• **Brief**
Whenever a line below includes the word "xdrz", copy that line.

• **Data section**
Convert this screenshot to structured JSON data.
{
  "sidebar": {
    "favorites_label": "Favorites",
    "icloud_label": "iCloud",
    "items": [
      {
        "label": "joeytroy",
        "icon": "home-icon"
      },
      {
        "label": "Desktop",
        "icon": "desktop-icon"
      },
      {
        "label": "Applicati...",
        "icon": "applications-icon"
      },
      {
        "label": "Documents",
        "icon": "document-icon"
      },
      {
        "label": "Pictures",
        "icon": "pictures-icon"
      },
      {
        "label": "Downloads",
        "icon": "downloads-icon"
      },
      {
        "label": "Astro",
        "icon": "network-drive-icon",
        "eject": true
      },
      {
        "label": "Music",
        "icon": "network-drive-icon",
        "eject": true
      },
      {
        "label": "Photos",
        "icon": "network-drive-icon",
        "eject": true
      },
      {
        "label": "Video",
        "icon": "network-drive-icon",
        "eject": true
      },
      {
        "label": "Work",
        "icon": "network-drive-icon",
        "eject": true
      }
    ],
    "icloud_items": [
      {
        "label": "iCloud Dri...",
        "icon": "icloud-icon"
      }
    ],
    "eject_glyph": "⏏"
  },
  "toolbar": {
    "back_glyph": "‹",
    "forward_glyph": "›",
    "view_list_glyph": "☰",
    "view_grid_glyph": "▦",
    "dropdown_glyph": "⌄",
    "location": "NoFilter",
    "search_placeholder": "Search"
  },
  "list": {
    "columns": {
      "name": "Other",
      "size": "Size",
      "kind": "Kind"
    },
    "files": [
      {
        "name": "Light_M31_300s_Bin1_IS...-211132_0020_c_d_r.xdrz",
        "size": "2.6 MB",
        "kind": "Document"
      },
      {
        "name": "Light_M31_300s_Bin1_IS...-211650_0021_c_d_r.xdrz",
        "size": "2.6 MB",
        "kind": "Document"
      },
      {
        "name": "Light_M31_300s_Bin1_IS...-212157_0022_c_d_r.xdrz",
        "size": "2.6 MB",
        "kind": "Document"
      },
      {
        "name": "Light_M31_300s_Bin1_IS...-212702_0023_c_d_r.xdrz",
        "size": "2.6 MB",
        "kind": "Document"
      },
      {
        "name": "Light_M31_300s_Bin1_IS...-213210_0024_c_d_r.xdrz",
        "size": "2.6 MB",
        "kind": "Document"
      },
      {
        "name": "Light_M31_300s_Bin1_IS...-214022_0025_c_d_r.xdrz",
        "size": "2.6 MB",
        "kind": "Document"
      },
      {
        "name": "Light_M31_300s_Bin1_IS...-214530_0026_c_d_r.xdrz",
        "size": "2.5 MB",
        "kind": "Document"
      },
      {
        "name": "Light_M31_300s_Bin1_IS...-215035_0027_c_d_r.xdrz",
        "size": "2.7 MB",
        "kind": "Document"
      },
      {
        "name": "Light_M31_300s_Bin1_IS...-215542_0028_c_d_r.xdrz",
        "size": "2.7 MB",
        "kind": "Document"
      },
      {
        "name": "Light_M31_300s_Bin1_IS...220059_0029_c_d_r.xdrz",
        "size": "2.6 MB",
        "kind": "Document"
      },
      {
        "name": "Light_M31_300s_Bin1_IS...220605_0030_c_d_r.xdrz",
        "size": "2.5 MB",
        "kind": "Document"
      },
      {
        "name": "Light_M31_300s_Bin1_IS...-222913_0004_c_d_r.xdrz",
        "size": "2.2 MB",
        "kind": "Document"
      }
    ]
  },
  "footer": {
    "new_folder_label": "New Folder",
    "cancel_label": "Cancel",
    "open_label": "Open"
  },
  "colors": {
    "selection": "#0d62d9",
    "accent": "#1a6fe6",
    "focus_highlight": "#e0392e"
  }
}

• **Answer section**
        "name": "Light_M31_300s_Bin1_IS...-211132_0020_c_d_r.xdrz",
        "name": "Light_M31_300s_Bin1_IS...-211650_0021_c_d_r.xdrz",
        "name": "Light_M31_300s_Bin1_IS...-212157_0022_c_d_r.xdrz",
        "name": "Light_M31_300s_Bin1_IS...-212702_0023_c_d_r.xdrz",
        "name": "Light_M31_300s_Bin1_IS...-213210_0024_c_d_r.xdrz",
        "name": "Light_M31_300s_Bin1_IS...-214022_0025_c_d_r.xdrz",
        "name": "Light_M31_300s_Bin1_IS...-214530_0026_c_d_r.xdrz",
        "name": "Light_M31_300s_Bin1_IS...-215035_0027_c_d_r.xdrz",
        "name": "Light_M31_300s_Bin1_IS...-215542_0028_c_d_r.xdrz",
        "name": "Light_M31_300s_Bin1_IS...220059_0029_c_d_r.xdrz",
        "name": "Light_M31_300s_Bin1_IS...220605_0030_c_d_r.xdrz",
        "name": "Light_M31_300s_Bin1_IS...-222913_0004_c_d_r.xdrz",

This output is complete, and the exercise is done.